REQUIRED ACTION
Below are the entries; set down each of them exactly.

Data extracted from a collection:
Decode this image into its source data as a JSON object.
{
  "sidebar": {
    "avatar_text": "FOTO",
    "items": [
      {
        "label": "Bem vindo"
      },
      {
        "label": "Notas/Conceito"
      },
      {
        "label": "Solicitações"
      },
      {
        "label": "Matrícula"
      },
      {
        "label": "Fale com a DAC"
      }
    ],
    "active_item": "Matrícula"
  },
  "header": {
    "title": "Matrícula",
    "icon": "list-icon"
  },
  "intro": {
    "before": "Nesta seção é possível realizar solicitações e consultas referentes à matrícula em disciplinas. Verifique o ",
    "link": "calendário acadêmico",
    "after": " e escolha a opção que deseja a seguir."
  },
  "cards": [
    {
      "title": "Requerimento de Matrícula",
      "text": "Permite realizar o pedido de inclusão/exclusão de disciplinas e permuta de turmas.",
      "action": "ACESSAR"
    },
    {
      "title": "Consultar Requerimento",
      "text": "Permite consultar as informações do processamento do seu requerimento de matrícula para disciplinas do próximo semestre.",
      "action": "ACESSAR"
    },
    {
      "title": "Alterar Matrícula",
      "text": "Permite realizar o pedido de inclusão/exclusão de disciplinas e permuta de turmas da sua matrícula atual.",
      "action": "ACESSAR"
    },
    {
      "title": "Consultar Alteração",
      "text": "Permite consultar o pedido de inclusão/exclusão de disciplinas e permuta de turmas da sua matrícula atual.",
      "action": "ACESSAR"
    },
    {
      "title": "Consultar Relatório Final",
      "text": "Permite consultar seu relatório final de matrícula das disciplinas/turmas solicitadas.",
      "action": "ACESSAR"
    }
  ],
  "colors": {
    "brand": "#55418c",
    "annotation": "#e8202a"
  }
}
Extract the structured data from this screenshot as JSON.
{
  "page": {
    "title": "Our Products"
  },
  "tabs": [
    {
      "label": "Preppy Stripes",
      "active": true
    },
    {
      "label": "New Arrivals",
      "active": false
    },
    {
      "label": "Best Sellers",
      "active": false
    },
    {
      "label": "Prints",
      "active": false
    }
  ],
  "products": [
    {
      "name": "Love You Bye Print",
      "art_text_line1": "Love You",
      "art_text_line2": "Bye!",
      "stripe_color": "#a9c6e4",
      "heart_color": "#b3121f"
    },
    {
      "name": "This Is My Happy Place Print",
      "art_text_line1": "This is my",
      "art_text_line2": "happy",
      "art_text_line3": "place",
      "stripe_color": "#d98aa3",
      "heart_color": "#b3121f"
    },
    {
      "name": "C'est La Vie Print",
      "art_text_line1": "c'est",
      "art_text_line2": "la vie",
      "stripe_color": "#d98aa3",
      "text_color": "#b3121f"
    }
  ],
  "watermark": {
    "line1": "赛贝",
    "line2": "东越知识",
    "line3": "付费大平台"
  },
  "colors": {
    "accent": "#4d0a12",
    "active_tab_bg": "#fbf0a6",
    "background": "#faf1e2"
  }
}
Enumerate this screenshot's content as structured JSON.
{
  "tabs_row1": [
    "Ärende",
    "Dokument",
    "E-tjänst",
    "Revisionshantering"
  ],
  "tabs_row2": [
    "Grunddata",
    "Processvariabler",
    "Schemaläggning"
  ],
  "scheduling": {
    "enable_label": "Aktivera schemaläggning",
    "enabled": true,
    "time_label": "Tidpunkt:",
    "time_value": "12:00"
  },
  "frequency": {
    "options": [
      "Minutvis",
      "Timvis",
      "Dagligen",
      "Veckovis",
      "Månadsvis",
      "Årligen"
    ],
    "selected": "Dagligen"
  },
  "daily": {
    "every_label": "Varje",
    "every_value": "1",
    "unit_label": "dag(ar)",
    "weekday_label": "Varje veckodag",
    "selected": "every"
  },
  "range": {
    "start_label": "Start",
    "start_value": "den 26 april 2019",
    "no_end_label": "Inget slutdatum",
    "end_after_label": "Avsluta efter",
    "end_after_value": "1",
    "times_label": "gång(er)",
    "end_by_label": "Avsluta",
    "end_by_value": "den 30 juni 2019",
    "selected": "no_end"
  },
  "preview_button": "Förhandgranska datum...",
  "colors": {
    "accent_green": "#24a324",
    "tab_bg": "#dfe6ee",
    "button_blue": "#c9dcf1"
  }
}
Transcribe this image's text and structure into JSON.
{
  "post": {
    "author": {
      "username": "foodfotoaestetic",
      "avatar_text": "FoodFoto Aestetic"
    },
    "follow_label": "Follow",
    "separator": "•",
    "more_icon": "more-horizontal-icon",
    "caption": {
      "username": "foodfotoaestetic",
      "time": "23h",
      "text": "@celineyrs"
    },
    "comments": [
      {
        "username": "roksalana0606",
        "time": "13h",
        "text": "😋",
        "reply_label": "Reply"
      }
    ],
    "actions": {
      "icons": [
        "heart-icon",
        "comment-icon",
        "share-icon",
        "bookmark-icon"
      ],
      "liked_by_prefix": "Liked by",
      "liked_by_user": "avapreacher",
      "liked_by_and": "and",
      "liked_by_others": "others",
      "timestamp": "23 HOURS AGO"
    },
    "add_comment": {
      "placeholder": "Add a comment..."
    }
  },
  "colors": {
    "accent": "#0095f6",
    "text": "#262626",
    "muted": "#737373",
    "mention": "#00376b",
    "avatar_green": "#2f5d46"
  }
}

RESULT FOR THIS TASK
Decode this image into its source data as a JSON object.
{
  "sidebar": {
    "avatar_text": "FOTO",
    "items": [
      {
        "label": "Bem vindo"
      },
      {
        "label": "Notas/Conceito"
      },
      {
        "label": "Solicitações"
      },
      {
        "label": "Matrícula"
      },
      {
        "label": "Fale com a DAC"
      }
    ],
    "active_item": "Matrícula"
  },
  "header": {
    "title": "Matrícula",
    "icon": "list-icon"
  },
  "intro": {
    "before": "Nesta seção é possível realizar solicitações e consultas referentes à matrícula em disciplinas. Verifique o ",
    "link": "calendário acadêmico",
    "after": " e escolha a opção que deseja a seguir."
  },
  "cards": [
    {
      "title": "Requerimento de Matrícula",
      "text": "Permite realizar o pedido de inclusão/exclusão de disciplinas e permuta de turmas.",
      "action": "ACESSAR"
    },
    {
      "title": "Consultar Requerimento",
      "text": "Permite consultar as informações do processamento do seu requerimento de matrícula para disciplinas do próximo semestre.",
      "action": "ACESSAR"
    },
    {
      "title": "Alterar Matrícula",
      "text": "Permite realizar o pedido de inclusão/exclusão de disciplinas e permuta de turmas da sua matrícula atual.",
      "action": "ACESSAR"
    },
    {
      "title": "Consultar Alteração",
      "text": "Permite consultar o pedido de inclusão/exclusão de disciplinas e permuta de turmas da sua matrícula atual.",
      "action": "ACESSAR"
    },
    {
      "title": "Consultar Relatório Final",
      "text": "Permite consultar seu relatório final de matrícula das disciplinas/turmas solicitadas.",
      "action": "ACESSAR"
    }
  ],
  "colors": {
    "brand": "#55418c",
    "annotation": "#e8202a"
  }
}
Extract the structured data from this screenshot as JSON.
{
  "page": {
    "title": "Our Products"
  },
  "tabs": [
    {
      "label": "Preppy Stripes",
      "active": true
    },
    {
      "label": "New Arrivals",
      "active": false
    },
    {
      "label": "Best Sellers",
      "active": false
    },
    {
      "label": "Prints",
      "active": false
    }
  ],
  "products": [
    {
      "name": "Love You Bye Print",
      "art_text_line1": "Love You",
      "art_text_line2": "Bye!",
      "stripe_color": "#a9c6e4",
      "heart_color": "#b3121f"
    },
    {
      "name": "This Is My Happy Place Print",
      "art_text_line1": "This is my",
      "art_text_line2": "happy",
      "art_text_line3": "place",
      "stripe_color": "#d98aa3",
      "heart_color": "#b3121f"
    },
    {
      "name": "C'est La Vie Print",
      "art_text_line1": "c'est",
      "art_text_line2": "la vie",
      "stripe_color": "#d98aa3",
      "text_color": "#b3121f"
    }
  ],
  "watermark": {
    "line1": "赛贝",
    "line2": "东越知识",
    "line3": "付费大平台"
  },
  "colors": {
    "accent": "#4d0a12",
    "active_tab_bg": "#fbf0a6",
    "background": "#faf1e2"
  }
}
Enumerate this screenshot's content as structured JSON.
{
  "tabs_row1": [
    "Ärende",
    "Dokument",
    "E-tjänst",
    "Revisionshantering"
  ],
  "tabs_row2": [
    "Grunddata",
    "Processvariabler",
    "Schemaläggning"
  ],
  "scheduling": {
    "enable_label": "Aktivera schemaläggning",
    "enabled": true,
    "time_label": "Tidpunkt:",
    "time_value": "12:00"
  },
  "frequency": {
    "options": [
      "Minutvis",
      "Timvis",
      "Dagligen",
      "Veckovis",
      "Månadsvis",
      "Årligen"
    ],
    "selected": "Dagligen"
  },
  "daily": {
    "every_label": "Varje",
    "every_value": "1",
    "unit_label": "dag(ar)",
    "weekday_label": "Varje veckodag",
    "selected": "every"
  },
  "range": {
    "start_label": "Start",
    "start_value": "den 26 april 2019",
    "no_end_label": "Inget slutdatum",
    "end_after_label": "Avsluta efter",
    "end_after_value": "1",
    "times_label": "gång(er)",
    "end_by_label": "Avsluta",
    "end_by_value": "den 30 juni 2019",
    "selected": "no_end"
  },
  "preview_button": "Förhandgranska datum...",
  "colors": {
    "accent_green": "#24a324",
    "tab_bg": "#dfe6ee",
    "button_blue": "#c9dcf1"
  }
}
Transcribe this image's text and structure into JSON.
{
  "post": {
    "author": {
      "username": "foodfotoaestetic",
      "avatar_text": "FoodFoto Aestetic"
    },
    "follow_label": "Follow",
    "separator": "•",
    "more_icon": "more-horizontal-icon",
    "caption": {
      "username": "foodfotoaestetic",
      "time": "23h",
      "text": "@celineyrs"
    },
    "comments": [
      {
        "username": "roksalana0606",
        "time": "13h",
        "text": "😋",
        "reply_label": "Reply"
      }
    ],
    "actions": {
      "icons": [
        "heart-icon",
        "comment-icon",
        "share-icon",
        "bookmark-icon"
      ],
      "liked_by_prefix": "Liked by",
      "liked_by_user": "avapreacher",
      "liked_by_and": "and",
      "liked_by_others": "others",
      "timestamp": "23 HOURS AGO"
    },
    "add_comment": {
      "placeholder": "Add a comment..."
    }
  },
  "colors": {
    "accent": "#0095f6",
    "text": "#262626",
    "muted": "#737373",
    "mention": "#00376b",
    "avatar_green": "#2f5d46"
  }
}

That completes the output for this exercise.